The Beatles and Metallica are on opposite ends of the music spectrum, but both bands’ sound is clearly defined. Add a twist to each catalog and a whole new perspective arises. You can catch Metallica tunes performed with cellos instead of guitars at NYCB Theatre at Westbury May 31, while Beatles songs get played with a blues style at the Boulton Center in Bay Shore June 2.
The cello has never been considered a heavy metal instrument, but this band from Finland has changed the game.
“We grew up metal fans but we took cello because it was the instrument we were able to play,” says Eicca Toppinen, 42. “In the beginning, we did it for fun, playing at small student parties just because we loved the music.”
The band drew attention with its 1996 debut album, “Plays Metallica by Four Cellos.” Six months after its release, Metallica summoned Apocalyptica to open for them.
“They really loved our stuff and we became friends,” Toppinen says. “Sharing the stage with them is amazing. They have been our biggest influence.”
Today, the band typically plays all original music but this year’s tour is an old-school flashback to its humble beginnings.
“This is like a concept tour getting back to our roots,” Toppinen says. “We wanted to play the first album like it was recorded in the old-school way.”
Despite the band’s classical approach, they still wear long hair, dress in black T-shirts and jeans and head-bang to the music.
“We take the audience on a journey,” Toppinen says. “The set list ranges from beautiful ballads like ‘The Unforgiven’ and ‘Nothing Else Matters’ to extreme heavy, fast tunes like ‘Battery’ or ‘Fight Fire With Fire,’ plus everything in between.”
The first set features Toppinen, plus three other cellists — Perttu Kivilaakso, Paavo Lötjönen and Antero Manninen — seated, performing their first album in its entirety and including “Enter Sandman,” “Master of Puppets” and “Creeping Death.”
After an intermission, the band takes things up a notch by removing their chairs and adding drummer Mikko Sirén.
“We draw all kinds of people from hard-core metal heads to classical people,” Toppinen says. “By the end of the show everyone is standing, singing and shouting. It’s a big fiesta.”
INFO 8 p.m. May 31, NYCB Theatre at Westbury, 960 Brush Hollow Rd., $25-$50, 516-247-5200, thetheatreatwestbury.com
Blending the Beatles with Chicago-style blues is the unique cocktail that this group from Brazil serves. Surprisingly, the whole concept came by accident.

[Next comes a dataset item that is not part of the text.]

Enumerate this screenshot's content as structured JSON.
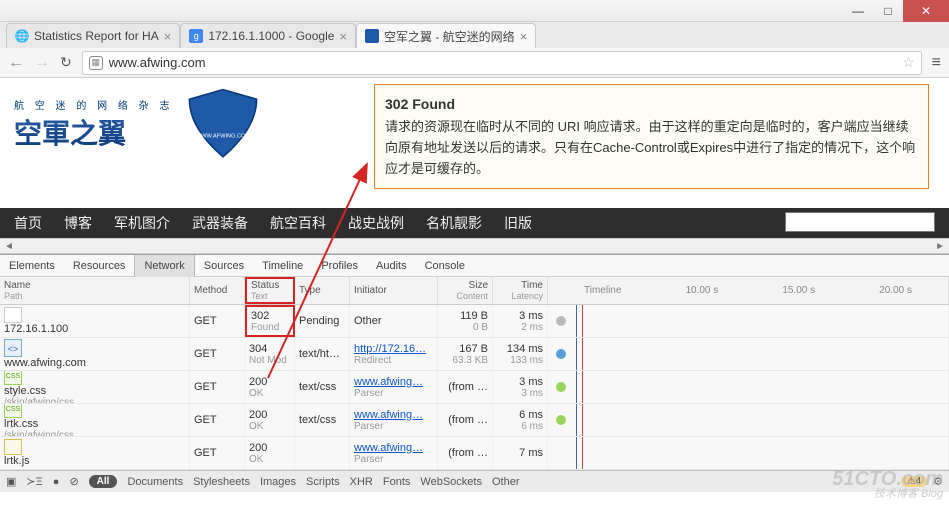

“It all started at the rehearsals of an original band we had in 2013 called Today. During the breaks for a coffee, our singer Marcos Viana would take the acoustic guitar and play some Beatles songs,” says drummer Fred Barley, 44. “One day our guitar player Lancaster Ferreira asked Marcos if they could turn some Beatles songs into a ‘bluesy’ thing for fun, and it just worked.”
For the past two years, the band has been transforming Beatles classics into blues versions. “A Hard Day’s Night” starts with a boogie-woogie piano building into a full romp, and “Eleanor Rigby” gets peppered with groove drums and funky keyboards.
“I hope we can present The Beatles’ legacy to a new audience,” Barley says. “It also keeps their wonderful music alive, in our fresh blues arrangements.”
The band plays classics such as “Yellow Submarine” and “Help!” but also throws in b-sides like “The Word” and “One After 909.”
In concert, they dress in coordinated style as the Beatles did in their early days — but with a modern twist of black suits with red neckties and red Converse sneakers. A self-titled album was released last year.
“The reactions are always surprising,” Barley says. “Many die-hard Beatles fans who don’t like changes in Beatles songs say to us, ‘what you do is good.’ Then there are people who love the blues and after experiencing our concert start discovering Beatles songs.”
INFO 8 p.m. June 2, Boulton Center for the Performing Arts, 37 W. Main St., Bay Shore, $45-$50, 631-969-1101, boultoncenter.org